Evaluation of Stone-Matrix Asphalt Mixtures Containing Recycled Asphalt Shingles (RAS)
Stacey D. Diefenderfer
Stacey D. Diefenderfer
Year: 2017
VTRC No.: 17-R22
Abstract: In recent years, there has been increased interest in the use of reclaimed material in asphalt mixtures. The use of recycled asphalt shingles (RAS) has been of interest because of the high asphalt content, although this asphalt is considerably stiffer than that typically used in paving mixtures. The Virginia Department of Transportation has specifications allowing the use of post-manufacturing waste and post-consumer RAS, although use has been limited. In addition, the specifications do not provide for the use of RAS in stone-matrix asphalt (SMA). In response to producer requests for RAS use in SMA, this study investigated the use of RAS in SMA mixtures in VDOT’s Salem and Staunton districts.

Mixtures were sampled during production, characterized, and evaluated using a suite of laboratory tests including dynamic modulus, flow number, rut depth, and bending beam fatigue. Test results indicated that, as expected, the inclusion of RAS appears to improve high temperature / low frequency modulus values and rutting resistance. The inclusion of RAS had mixed effects on the mixture performance in laboratory fatigue testing. Binder testing on one set of mixtures indicated that the virgin binder grade may significantly affect the degree of blending of the RAS binder. In addition, extracted binder Delta Tc values indicated that the inclusion of either RAP or RAS may have adverse impacts on cracking susceptibility. These findings should be validated with field performance and additional mixtures.

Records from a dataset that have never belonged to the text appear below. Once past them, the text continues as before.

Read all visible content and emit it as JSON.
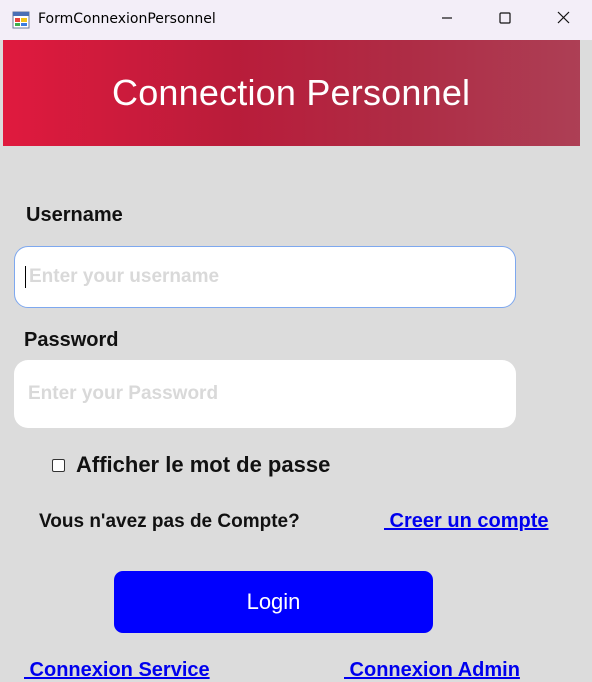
{
  "window": {
    "title": "FormConnexionPersonnel"
  },
  "header": {
    "title": "Connection Personnel",
    "gradient_colors": [
      "#e01a3e",
      "#b91c3a",
      "#ad3f55"
    ]
  },
  "form": {
    "username_label": "Username",
    "username_placeholder": "Enter your username",
    "username_value": "",
    "password_label": "Password",
    "password_placeholder": "Enter your Password",
    "password_value": "",
    "show_password_label": "Afficher le mot de passe",
    "show_password_checked": false,
    "no_account_text": "Vous n'avez pas de Compte?",
    "create_account_link": " Creer un compte",
    "login_button": "Login",
    "login_button_color": "#0000ff"
  },
  "footer": {
    "service_link": " Connexion Service",
    "admin_link": " Connexion Admin"
  },
  "icons": {
    "app": "windows-form-icon",
    "minimize": "minimize-icon",
    "maximize": "maximize-icon",
    "close": "close-icon"
  }
}
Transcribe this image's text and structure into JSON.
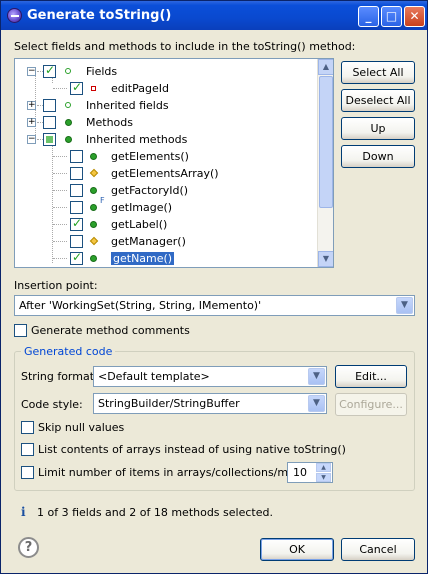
{
  "window": {
    "title": "Generate toString()"
  },
  "titlebar_buttons": {
    "minimize": "_",
    "maximize": "□",
    "close": "✕"
  },
  "instruction": "Select fields and methods to include in the toString() method:",
  "tree": {
    "items": [
      {
        "label": "Fields",
        "checked": "checked",
        "expanded": true,
        "icon": "field-group-icon"
      },
      {
        "label": "editPageId",
        "checked": "checked",
        "icon": "private-field-icon"
      },
      {
        "label": "Inherited fields",
        "checked": "unchecked",
        "expanded": false,
        "icon": "field-group-icon"
      },
      {
        "label": "Methods",
        "checked": "unchecked",
        "expanded": false,
        "icon": "method-group-icon"
      },
      {
        "label": "Inherited methods",
        "checked": "partial",
        "expanded": true,
        "icon": "method-group-icon"
      },
      {
        "label": "getElements()",
        "checked": "unchecked",
        "icon": "public-method-icon"
      },
      {
        "label": "getElementsArray()",
        "checked": "unchecked",
        "icon": "protected-method-icon"
      },
      {
        "label": "getFactoryId()",
        "checked": "unchecked",
        "icon": "public-method-icon"
      },
      {
        "label": "getImage()",
        "checked": "unchecked",
        "icon": "public-method-icon"
      },
      {
        "label": "getLabel()",
        "checked": "checked",
        "icon": "public-method-icon"
      },
      {
        "label": "getManager()",
        "checked": "unchecked",
        "icon": "protected-method-icon"
      },
      {
        "label": "getName()",
        "checked": "checked",
        "icon": "public-method-icon",
        "selected": true
      }
    ],
    "final_marker": "F"
  },
  "side_buttons": {
    "select_all": "Select All",
    "deselect_all": "Deselect All",
    "up": "Up",
    "down": "Down"
  },
  "insertion": {
    "label": "Insertion point:",
    "value": "After 'WorkingSet(String, String, IMemento)'"
  },
  "generate_comments": {
    "label": "Generate method comments",
    "checked": false
  },
  "generated_code": {
    "title": "Generated code",
    "string_format": {
      "label": "String format:",
      "value": "<Default template>",
      "button": "Edit..."
    },
    "code_style": {
      "label": "Code style:",
      "value": "StringBuilder/StringBuffer",
      "button": "Configure..."
    },
    "skip_nulls": {
      "label": "Skip null values",
      "checked": false
    },
    "list_arrays": {
      "label": "List contents of arrays instead of using native toString()",
      "checked": false
    },
    "limit_items": {
      "label": "Limit number of items in arrays/collections/maps to",
      "checked": false,
      "value": "10"
    }
  },
  "status": {
    "icon": "info-icon",
    "text": "1 of 3 fields and 2 of 18 methods selected."
  },
  "footer": {
    "help": "?",
    "ok": "OK",
    "cancel": "Cancel"
  }
}
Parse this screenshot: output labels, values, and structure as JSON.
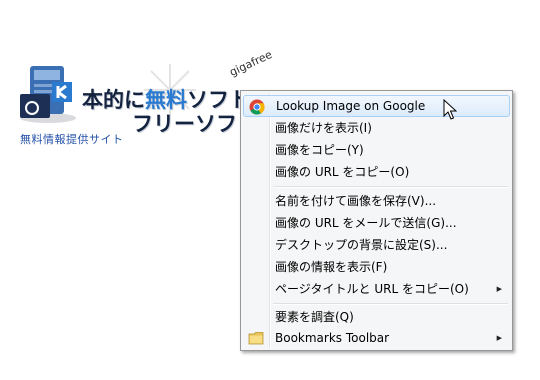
{
  "site": {
    "logo_line1_a": "本的に",
    "logo_line1_b": "無料",
    "logo_line1_c": "ソフト",
    "logo_line2": "フリーソフト",
    "url_fragment": "gigafree",
    "tagline": "無料情報提供サイト"
  },
  "menu": {
    "items": [
      {
        "label": "Lookup Image on Google",
        "icon": "chrome-google-icon",
        "highlighted": true
      },
      {
        "label": "画像だけを表示(I)"
      },
      {
        "label": "画像をコピー(Y)"
      },
      {
        "label": "画像の URL をコピー(O)"
      },
      {
        "label": "名前を付けて画像を保存(V)..."
      },
      {
        "label": "画像の URL をメールで送信(G)..."
      },
      {
        "label": "デスクトップの背景に設定(S)..."
      },
      {
        "label": "画像の情報を表示(F)"
      },
      {
        "label": "ページタイトルと URL をコピー(O)",
        "submenu": true
      },
      {
        "label": "要素を調査(Q)"
      },
      {
        "label": "Bookmarks Toolbar",
        "icon": "folder-icon",
        "submenu": true
      }
    ],
    "submenu_arrow": "▶"
  },
  "colors": {
    "menu_bg": "#f5f6f7",
    "highlight": "#dcebfc",
    "logo_text": "#13223f",
    "logo_accent": "#2a7bd0",
    "tagline": "#2552a8"
  }
}
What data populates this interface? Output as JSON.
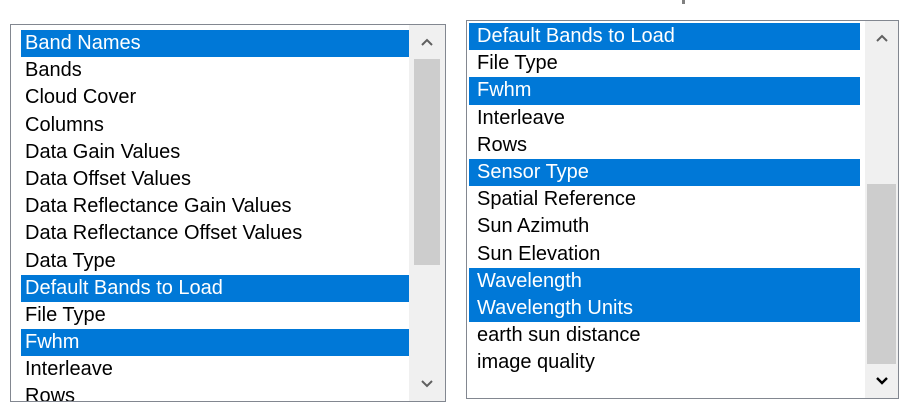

The study recommends that the Virginia Department of Transportation not change specifications to allow RAS in SMA at this time. In specific situations, the use of RAS in SMA should be approached judiciously, as when effectively located and properly designed, produced, and placed. RAS mixtures have the potential for improved rutting performance, although impacts on cracking performance must be carefully assessed.